FROM FAYETTE CIRCUIT COURT HONORABLE KIMBERLY N. BUNNELL,
JUDGE ACTION NO. 17-CR-00480
FOR APPELLANT: Adam Meyer Assistant Public Advocate
FOR APPELLEE: Andy Beshear Attorney General of Kentucky
Kristin L. Conder Assistant Attorney General Frankfort,
BEFORE: GOODWINE, LAMBERT, AND MAZE, JUDGES.
Glenn Kyle appeals from the judgment of the Fayette Circuit
Court convicting him of theft by unlawful taking (over $500).
He received a sentence of five years' imprisonment, which
was enhanced to eighteen years by virtue of his status as a
persistent felony offender in the first degree. Upon review,
October 19, 2016, Kyle entered Visionworks, an eyewear store
in Lexington, approached the men's glasses racks opposite
the door, and began slowly walking down the racks toward the
door. The store manager, Lisa Conyers, became suspicious of
Kyle and noticed some of the men's frames were missing
from the racks. Ms. Conyers approached Kyle from behind to
ask if she could help him. Startled, Kyle turned around and
answered, "No, thank you, young lady. I'm
fine." Then, Ms. Conyers noticed the entire row of
sunglasses in front of Kyle and part of another row were
missing. Kyle was wearing a button-down shirt and Ms. Conyers
indicated he had his hand inside his shirt. Ms. Conyers
backed away to give him a chance to return the frames, and
Kyle exited the store. Multiple frames were missing from
their racks after Kyle left, and he had been the only one
Conyers followed Kyle out of the store and watched him get
into a white Toyota parked and running with someone in the
driver's seat. Ms. Conyers wrote down the license plate
number and called the police to report the theft. Then, she
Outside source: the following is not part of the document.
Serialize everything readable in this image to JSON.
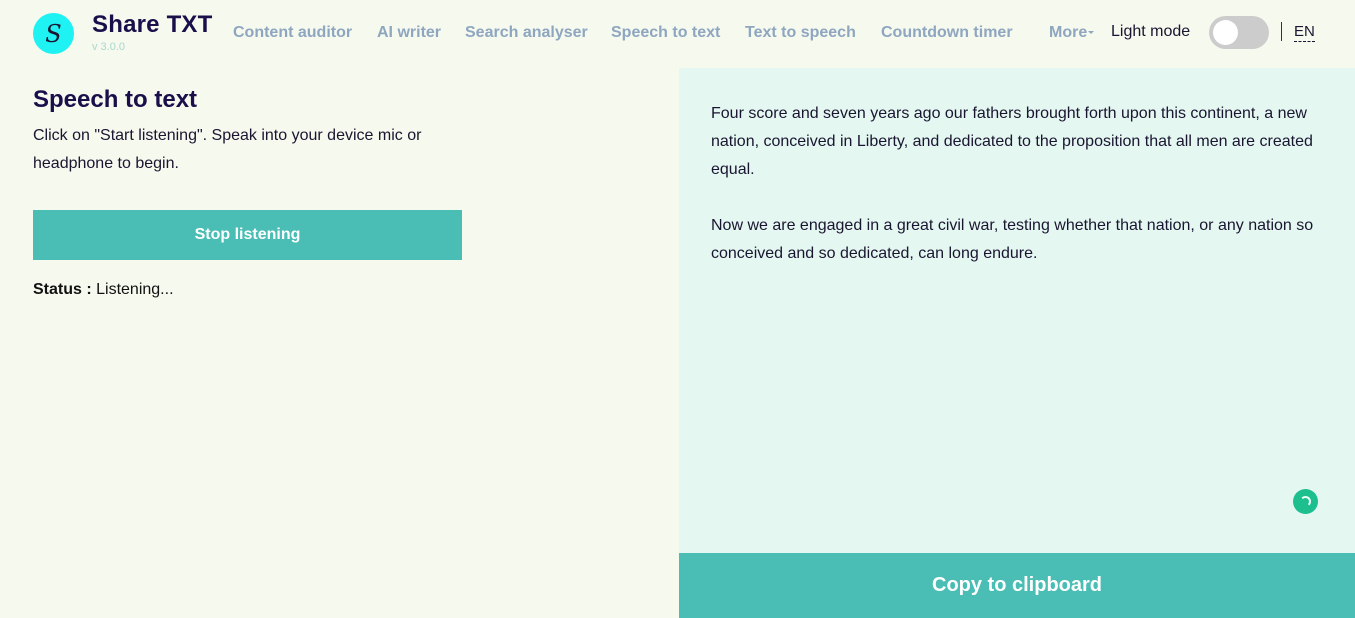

filled out a theft report, which included a list of the
missing frames, the value of each frame, a description of
Kyle, and the license plate number. She noted the total value
of the stolen frames was approximately $3,500.
Stephanie McClain-Ward of the Lexington Police Department was
assigned to the case. The only information she had at the
beginning of her investigation was a description of the
subject and the license plate number of 432 LRN. The
detective discovered the owner of the vehicle was Kyle's
mother, Barbara Lee Prater. Based on this information,
Detective McClain-Ward developed Kyle as a suspect and
requested a photo lineup of Kyle and individuals who
resembled him. The detective presented the photos to Ms.
Conyers who did not select Kyle from the lineup.
March 9, 2017, Ms. Conyers was working near the front of
Visionworks with her back to the door. The door opened, and
Ms. Conyers said, "excuse me." The man behind her
replied, "Oh, excuse me, young lady," and Ms.
Conyers immediately recognized Kyle's voice. When she
turned around, she knew it was the same man who had stolen
frames from the store in October based on his voice, build,
and essentially everything about him. Ms. Conyers instructed
another employee to follow Kyle as he walked around the
store. Positive he was the same man who stole the frames, Ms.
Conyers took a photograph of Kyle on her phone as he walked
to the front of the store. Ms. Conyers emailed the photograph
to Detective McClain-Ward who compared the photo to
Kyle's driver's license photo. The detective then
submitted a criminal complaint and successfully sought a
warrant for Kyle's arrest.
McClain-Ward conducted additional investigation concerning
the vehicle, which revealed another theft case involving the
vehicle and Kyle at a Kroger supermarket. The Commonwealth
sought to introduce evidence of the Kroger theft to prove
Kyle's identity and motive. Kyle objected, and the trial
court permitted the Commonwealth to present evidence of the
Kroger theft for the sole purpose of proving Kyle's
was initially tried on June 19, 2018, but the trial ended in
a hung jury. Kyle's case was retried on July 9, 2018. The
jury found Kyle guilty of theft by unlawful taking (over
$500) and being a persistent felony offender in the first
degree. The trial court sentenced him to eighteen years'
imprisonment. This appeal followed.
appeal, Kyle argues the trial court (1) erred in permitting
the Commonwealth to present evidence in violation of
404(b); (2) erred in denying his motions for directed
verdict; and (3) erred in failing to instruct the jury on the
lesser-included offense of theft by unlawful taking (under
Kyle argues the trial court erroneously permitted the
Commonwealth to present unduly prejudicial propensity
evidence of his history of shoplifting and propensity for
violence in violation of KRE 404(b). Kyle does not contest
the trial court's ruling permitting evidence of the
Kroger theft to prove his identity. Instead, he argues the
trial court permitted the Commonwealth to use the Kroger
theft as a vehicle to present ...